I’ve done something I swore I would never do in Dubai. I was so nervous that I had nightmares; proper wake-up-in-the-night-in-a-cold-sweat nightmares. But now I’ve done it. And do you know what? It wasn’t as bad as I expected.
I got behind the wheel of a car, put it in drive, took off the handbrake, and pressed my foot on the gas. I actually did it. I drove in Dubai.
My fear started shortly after arriving here three years ago. I didn’t have children then, so I was quite happy to wait on the side of the road and hop in cabs as they drove past. On these countless journeys to malls, work meetings, and airports, I watched the cars alongside swerve so heart-stoppingly close that I gave myself a full-blown phobia of driving.
Even after the birth of my son, I refused to do it. While friends professed that they would never put their babies in a cab in this crazy go-karting track of a city, I was quite happy to strap his car seat into the back and let a professional negotiate the roads for us. What my friends didn’t realise was that my son was a lot safer with this mode of transport than with a mother at the wheel who screamed, flinched, and suffered from heart palpitations for the sake of getting from A to B.
The crunch came when I realised we were running out of time on the portable car seat front. With a quickly growing toddler, the time would soon come when I could no longer move him from buggy, to cab, to buggy again. The husband bought a car and a second stage car seat without consulting me – and the rest, as they say, is history.
Well not entirely. I had never driven an automatic car before – and on the return leg of our first trip out, it took three attempts to get through the security barriers to my apartment block. You can picture the scene. I pull up just a little too far away from the scanner, just a hair width away from the longest possible stretch of my arm. I nearly dislocate my shoulder trying to reach it, but eventually admit defeat and step out of the car to scan my pass. By the time I get back in and work out how to pull away, the barrier comes down again. This repeats three times before I manage to get through (it takes me back to my failed driving test in 1997 when I stalled so violently that the examiner hit his head on the roof of my mini metro). Meanwhile, a queue builds behind me; my delightful neighbours giving an encouraging honk of the horn to send me on my way.
Oh the honking! When will I ever get used to the honking? When will I be sat at traffic lights and manage to stay calm when I fail to pull away the very second the lights turn green and am met with a barrage of beeps and honks? At this point I am usually trying to distort my heavily pregnant body 180 degrees to pass a tub of rice cakes to the whining child behind me - or perhaps attempting to find Hickory Dickory Dock on the CD player (the only nursery rhyme that appeases him when he’d rather not be stuck at the traffic lights, you know the score). I haven’t yet succumbed to a Baby on Board sign for my rear windscreen, but it would be worth its weight in gold if the drivers behind me gave me a few more seconds at the lights in parental camaraderie.

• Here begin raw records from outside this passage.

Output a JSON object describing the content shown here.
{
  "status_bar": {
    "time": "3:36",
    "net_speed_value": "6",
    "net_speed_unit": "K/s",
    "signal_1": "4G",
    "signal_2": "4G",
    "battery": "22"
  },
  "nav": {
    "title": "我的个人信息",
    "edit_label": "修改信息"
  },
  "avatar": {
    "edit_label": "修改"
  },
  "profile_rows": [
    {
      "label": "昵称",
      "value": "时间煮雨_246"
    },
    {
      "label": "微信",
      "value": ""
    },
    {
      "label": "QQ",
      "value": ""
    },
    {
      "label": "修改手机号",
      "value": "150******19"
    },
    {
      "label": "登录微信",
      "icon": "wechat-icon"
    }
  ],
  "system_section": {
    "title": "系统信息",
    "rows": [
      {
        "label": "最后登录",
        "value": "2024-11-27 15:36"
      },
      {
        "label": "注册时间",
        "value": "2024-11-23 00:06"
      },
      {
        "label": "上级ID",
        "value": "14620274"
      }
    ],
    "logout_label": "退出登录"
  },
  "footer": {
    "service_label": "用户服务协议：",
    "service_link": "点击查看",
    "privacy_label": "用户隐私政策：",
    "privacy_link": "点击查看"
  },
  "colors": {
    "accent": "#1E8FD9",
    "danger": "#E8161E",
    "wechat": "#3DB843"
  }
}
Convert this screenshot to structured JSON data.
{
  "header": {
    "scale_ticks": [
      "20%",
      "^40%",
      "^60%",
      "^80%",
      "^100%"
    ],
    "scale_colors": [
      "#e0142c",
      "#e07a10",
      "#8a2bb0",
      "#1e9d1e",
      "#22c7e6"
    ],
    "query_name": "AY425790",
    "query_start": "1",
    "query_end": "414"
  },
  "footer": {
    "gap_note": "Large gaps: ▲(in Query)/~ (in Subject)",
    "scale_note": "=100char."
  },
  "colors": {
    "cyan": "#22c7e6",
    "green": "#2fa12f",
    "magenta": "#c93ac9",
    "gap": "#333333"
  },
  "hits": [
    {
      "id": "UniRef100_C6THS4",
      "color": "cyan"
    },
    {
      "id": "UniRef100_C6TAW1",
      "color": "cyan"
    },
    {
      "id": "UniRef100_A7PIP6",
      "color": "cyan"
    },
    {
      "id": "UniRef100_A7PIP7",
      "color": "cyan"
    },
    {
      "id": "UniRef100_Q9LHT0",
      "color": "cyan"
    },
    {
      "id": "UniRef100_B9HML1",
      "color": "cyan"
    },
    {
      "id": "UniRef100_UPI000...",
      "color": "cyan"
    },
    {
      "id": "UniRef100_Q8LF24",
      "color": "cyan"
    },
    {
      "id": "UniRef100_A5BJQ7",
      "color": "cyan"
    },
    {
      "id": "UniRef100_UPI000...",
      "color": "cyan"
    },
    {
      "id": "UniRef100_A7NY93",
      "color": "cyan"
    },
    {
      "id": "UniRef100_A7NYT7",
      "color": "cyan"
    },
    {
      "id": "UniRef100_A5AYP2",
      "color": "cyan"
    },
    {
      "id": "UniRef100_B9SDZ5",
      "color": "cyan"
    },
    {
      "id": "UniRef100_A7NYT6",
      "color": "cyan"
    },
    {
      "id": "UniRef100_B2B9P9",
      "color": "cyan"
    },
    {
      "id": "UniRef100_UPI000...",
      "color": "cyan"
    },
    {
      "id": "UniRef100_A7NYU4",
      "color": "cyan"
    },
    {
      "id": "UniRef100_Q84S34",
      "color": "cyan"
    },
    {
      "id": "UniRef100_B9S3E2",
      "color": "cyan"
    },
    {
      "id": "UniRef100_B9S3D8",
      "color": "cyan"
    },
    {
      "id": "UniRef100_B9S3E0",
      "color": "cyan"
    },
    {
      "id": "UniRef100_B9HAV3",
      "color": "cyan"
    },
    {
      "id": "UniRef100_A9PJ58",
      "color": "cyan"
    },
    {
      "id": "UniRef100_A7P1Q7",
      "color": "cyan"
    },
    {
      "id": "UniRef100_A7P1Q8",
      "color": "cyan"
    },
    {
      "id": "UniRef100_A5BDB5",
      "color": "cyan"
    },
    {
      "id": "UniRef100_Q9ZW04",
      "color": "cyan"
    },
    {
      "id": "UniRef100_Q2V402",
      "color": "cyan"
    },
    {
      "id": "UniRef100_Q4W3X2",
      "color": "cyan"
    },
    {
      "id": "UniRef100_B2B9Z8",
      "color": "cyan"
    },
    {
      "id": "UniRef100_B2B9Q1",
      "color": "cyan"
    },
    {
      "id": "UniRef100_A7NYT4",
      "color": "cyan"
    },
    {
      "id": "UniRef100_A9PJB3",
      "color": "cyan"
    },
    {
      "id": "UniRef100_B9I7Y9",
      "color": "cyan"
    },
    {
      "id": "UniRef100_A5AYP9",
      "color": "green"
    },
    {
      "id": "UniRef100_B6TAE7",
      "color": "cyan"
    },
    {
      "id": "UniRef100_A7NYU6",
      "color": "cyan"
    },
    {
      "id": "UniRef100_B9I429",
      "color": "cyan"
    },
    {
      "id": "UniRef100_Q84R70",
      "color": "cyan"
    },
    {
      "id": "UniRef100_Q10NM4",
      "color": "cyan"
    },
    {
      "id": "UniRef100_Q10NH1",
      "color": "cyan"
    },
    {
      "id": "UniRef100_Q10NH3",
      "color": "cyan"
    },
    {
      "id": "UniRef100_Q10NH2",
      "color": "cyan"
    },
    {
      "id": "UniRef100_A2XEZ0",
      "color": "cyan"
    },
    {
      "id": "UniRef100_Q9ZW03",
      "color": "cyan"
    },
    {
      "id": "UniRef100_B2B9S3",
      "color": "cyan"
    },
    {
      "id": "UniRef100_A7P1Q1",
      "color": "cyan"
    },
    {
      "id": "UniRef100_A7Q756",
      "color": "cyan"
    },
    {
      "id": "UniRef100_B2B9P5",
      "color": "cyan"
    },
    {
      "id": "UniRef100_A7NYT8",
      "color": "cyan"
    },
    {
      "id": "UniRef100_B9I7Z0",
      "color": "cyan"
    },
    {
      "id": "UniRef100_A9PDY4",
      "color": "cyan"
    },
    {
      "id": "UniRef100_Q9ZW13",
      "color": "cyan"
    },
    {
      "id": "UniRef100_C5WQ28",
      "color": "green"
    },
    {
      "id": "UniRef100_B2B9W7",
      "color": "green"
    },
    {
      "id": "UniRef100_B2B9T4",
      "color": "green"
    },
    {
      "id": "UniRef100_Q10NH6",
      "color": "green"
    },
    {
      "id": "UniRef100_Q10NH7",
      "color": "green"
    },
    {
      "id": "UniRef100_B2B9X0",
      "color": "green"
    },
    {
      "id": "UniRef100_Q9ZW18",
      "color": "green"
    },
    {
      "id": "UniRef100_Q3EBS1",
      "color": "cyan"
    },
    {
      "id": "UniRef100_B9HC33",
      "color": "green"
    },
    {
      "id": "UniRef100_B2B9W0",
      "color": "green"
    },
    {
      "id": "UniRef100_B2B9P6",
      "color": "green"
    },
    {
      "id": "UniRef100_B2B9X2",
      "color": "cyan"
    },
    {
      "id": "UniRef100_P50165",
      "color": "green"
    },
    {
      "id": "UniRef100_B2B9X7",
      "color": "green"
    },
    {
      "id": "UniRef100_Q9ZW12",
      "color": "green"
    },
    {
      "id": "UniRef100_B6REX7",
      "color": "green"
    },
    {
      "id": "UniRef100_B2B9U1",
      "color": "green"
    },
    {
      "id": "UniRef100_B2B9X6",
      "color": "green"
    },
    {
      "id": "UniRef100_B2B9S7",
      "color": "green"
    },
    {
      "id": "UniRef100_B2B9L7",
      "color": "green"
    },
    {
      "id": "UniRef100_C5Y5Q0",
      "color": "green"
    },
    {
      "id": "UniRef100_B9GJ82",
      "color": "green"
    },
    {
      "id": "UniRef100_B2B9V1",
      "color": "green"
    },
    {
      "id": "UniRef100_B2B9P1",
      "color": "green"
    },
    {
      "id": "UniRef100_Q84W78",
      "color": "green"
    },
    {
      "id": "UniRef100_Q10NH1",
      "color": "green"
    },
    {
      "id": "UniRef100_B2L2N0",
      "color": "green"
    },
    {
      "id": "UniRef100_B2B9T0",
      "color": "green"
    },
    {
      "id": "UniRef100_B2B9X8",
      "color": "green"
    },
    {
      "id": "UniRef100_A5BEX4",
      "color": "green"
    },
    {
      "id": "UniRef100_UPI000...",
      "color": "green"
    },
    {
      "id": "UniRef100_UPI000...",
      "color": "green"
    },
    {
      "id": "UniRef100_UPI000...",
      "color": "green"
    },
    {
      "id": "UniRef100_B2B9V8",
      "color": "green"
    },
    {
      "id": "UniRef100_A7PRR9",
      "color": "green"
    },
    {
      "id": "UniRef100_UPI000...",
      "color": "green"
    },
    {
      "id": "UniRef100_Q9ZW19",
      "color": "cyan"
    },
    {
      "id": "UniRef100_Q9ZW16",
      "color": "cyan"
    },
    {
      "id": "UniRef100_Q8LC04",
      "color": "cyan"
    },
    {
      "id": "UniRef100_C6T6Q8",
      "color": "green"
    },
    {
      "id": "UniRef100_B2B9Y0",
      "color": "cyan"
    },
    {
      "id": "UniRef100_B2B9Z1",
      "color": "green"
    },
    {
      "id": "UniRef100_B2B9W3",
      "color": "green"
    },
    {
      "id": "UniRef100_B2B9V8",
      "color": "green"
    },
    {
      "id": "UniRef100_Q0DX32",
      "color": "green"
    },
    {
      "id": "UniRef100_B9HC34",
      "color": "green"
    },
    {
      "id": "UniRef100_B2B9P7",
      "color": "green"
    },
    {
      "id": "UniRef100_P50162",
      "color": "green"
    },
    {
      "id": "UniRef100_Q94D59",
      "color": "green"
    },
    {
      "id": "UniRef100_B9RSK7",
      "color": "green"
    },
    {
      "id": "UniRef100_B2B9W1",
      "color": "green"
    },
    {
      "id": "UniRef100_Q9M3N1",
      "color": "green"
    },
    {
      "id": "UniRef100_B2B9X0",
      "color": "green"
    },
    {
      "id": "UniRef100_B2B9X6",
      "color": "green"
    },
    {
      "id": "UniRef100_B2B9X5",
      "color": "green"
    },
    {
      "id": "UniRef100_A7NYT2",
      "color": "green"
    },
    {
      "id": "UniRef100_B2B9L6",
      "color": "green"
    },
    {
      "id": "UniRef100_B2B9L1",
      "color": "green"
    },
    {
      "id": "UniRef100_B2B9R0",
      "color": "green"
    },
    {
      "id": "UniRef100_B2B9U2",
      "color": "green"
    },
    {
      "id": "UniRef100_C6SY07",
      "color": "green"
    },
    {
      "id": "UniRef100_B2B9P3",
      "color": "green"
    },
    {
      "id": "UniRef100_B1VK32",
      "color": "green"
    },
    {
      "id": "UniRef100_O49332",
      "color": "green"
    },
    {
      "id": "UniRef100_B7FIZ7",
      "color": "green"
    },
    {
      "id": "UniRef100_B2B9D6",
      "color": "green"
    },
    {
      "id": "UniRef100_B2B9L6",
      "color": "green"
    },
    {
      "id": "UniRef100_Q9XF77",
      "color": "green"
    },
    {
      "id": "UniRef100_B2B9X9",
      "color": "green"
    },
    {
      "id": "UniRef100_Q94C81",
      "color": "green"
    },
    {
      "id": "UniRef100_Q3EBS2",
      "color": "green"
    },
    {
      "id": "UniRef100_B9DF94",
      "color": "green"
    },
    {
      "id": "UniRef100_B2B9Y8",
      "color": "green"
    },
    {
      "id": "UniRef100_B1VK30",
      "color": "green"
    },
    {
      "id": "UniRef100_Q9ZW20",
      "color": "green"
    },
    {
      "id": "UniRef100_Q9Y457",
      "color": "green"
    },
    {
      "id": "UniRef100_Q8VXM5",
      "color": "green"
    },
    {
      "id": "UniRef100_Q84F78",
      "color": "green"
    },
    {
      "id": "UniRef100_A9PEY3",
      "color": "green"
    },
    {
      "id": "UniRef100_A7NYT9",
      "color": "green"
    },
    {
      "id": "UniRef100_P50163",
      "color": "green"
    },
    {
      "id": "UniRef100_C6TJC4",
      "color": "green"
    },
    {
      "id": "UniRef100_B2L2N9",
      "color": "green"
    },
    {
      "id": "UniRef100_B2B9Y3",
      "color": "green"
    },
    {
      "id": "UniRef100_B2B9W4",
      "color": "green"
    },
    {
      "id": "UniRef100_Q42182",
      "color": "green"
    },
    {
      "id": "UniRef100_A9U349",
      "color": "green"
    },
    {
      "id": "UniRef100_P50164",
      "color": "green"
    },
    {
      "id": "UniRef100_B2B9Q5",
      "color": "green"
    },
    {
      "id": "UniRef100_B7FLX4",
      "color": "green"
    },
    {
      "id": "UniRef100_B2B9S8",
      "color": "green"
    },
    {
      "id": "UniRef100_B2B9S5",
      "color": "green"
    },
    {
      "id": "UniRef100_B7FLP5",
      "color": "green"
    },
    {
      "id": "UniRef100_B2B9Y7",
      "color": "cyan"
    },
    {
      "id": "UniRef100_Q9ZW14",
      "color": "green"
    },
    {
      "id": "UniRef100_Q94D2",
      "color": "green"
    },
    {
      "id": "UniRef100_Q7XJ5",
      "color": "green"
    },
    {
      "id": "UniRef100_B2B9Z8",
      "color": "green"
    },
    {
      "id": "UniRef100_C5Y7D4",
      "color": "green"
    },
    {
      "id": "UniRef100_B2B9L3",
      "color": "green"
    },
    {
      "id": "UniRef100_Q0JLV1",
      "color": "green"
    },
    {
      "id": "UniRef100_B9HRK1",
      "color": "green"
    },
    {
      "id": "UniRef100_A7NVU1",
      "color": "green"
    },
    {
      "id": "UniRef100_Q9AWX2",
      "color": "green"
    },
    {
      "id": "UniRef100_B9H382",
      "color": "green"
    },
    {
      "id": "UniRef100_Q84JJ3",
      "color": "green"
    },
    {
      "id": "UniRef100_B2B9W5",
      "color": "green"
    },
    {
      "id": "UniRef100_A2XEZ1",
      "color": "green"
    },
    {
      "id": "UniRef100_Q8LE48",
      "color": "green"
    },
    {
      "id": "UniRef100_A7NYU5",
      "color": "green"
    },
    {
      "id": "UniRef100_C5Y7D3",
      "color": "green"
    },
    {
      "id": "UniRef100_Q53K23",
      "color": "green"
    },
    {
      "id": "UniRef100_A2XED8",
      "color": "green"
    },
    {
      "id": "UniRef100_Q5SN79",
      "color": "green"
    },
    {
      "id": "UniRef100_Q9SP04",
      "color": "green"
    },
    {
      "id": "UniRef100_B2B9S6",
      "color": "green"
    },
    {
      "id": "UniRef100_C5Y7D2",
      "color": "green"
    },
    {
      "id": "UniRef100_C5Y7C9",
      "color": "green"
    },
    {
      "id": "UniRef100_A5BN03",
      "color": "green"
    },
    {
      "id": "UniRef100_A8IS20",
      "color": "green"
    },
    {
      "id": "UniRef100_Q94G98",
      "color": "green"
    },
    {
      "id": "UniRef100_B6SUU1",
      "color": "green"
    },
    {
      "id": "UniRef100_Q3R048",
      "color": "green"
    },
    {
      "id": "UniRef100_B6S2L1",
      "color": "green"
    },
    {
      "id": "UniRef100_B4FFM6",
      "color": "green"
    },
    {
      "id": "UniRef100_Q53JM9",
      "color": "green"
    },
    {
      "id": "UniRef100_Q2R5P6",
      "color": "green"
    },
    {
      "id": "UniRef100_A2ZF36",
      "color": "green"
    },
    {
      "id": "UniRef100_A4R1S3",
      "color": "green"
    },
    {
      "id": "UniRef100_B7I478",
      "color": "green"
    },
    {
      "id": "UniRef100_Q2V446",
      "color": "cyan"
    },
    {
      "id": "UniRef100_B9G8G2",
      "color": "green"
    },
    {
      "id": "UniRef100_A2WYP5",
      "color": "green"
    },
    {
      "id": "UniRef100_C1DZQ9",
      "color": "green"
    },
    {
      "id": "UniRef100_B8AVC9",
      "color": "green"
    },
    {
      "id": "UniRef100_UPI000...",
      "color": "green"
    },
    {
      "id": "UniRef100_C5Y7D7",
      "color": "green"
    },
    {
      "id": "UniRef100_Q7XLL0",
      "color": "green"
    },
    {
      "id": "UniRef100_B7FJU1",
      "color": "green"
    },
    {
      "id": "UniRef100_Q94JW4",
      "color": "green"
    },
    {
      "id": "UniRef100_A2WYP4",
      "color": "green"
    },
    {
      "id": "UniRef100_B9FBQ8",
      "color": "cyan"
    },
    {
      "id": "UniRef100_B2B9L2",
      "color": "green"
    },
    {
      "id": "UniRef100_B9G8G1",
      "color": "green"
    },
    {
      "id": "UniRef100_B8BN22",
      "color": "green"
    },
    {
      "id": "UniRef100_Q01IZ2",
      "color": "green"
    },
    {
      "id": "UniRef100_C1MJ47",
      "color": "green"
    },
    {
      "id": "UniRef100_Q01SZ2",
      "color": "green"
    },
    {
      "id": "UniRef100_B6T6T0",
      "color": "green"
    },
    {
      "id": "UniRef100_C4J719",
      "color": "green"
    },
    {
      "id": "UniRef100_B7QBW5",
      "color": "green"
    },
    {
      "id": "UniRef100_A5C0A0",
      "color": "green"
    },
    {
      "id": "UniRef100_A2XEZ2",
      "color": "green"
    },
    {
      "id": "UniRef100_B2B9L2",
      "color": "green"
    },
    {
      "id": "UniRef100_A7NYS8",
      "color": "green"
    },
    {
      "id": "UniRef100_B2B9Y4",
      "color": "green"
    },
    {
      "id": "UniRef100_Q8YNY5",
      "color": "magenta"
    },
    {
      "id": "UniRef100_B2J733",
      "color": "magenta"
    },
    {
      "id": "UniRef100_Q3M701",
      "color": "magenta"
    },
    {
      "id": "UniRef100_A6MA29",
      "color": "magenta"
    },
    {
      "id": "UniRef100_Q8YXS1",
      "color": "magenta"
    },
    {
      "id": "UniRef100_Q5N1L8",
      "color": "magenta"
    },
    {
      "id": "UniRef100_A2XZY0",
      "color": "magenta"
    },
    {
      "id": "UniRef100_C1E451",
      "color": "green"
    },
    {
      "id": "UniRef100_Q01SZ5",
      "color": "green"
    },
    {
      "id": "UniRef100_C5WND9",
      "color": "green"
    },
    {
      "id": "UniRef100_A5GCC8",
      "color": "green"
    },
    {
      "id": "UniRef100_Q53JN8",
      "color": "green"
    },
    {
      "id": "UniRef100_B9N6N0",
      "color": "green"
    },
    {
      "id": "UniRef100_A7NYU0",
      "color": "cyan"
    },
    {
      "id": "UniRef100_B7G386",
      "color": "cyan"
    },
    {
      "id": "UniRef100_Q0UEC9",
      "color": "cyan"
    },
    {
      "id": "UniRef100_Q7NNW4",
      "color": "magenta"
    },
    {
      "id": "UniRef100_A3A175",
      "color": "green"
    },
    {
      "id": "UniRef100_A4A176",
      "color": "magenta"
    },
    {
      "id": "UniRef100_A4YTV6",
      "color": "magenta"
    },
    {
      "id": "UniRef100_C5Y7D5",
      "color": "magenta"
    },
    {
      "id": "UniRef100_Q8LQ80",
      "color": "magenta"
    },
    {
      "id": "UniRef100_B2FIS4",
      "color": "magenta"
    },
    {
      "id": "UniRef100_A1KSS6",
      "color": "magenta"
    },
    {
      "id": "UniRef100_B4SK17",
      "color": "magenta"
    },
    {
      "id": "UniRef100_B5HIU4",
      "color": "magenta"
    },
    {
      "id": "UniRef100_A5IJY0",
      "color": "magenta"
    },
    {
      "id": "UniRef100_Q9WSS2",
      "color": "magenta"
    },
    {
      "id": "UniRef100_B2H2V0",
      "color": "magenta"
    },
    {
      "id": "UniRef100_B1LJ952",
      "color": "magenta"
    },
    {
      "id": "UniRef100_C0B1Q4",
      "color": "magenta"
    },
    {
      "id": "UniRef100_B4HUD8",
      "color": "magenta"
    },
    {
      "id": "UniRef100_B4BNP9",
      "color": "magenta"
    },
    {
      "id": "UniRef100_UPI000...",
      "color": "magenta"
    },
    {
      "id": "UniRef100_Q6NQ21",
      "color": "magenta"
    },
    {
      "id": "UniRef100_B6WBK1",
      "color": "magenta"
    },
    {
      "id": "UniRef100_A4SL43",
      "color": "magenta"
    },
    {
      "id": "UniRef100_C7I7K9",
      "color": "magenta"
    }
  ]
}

Despite finding driving in Dubai a lot easier than I ever imagined, I have had one rule since taking the wheel – thou shalt not drive on Sheikh Zayed Road. That was until recently when my GPS did the dirty on me and I found myself on a slip road hurtling towards it. I was utterly terrified – and I don’t think my son felt much better when his gibbering wreck of a mother screamed at the top of her lungs Hold on! We’re heading onto Sheikh Zayed Road!
My heart was beating so fast I thought it might jump into my mouth – and while I didn’t dare avert my eyes to the back seat to check, I would lay money on my son’s knuckles being as white as snow as he gripped on for dear life. Of course we made it home just fine – and I’ve rarely felt prouder or more relieved than the moment when the barriers lifted and we drove into our car park (first attempt too, in case you were wondering).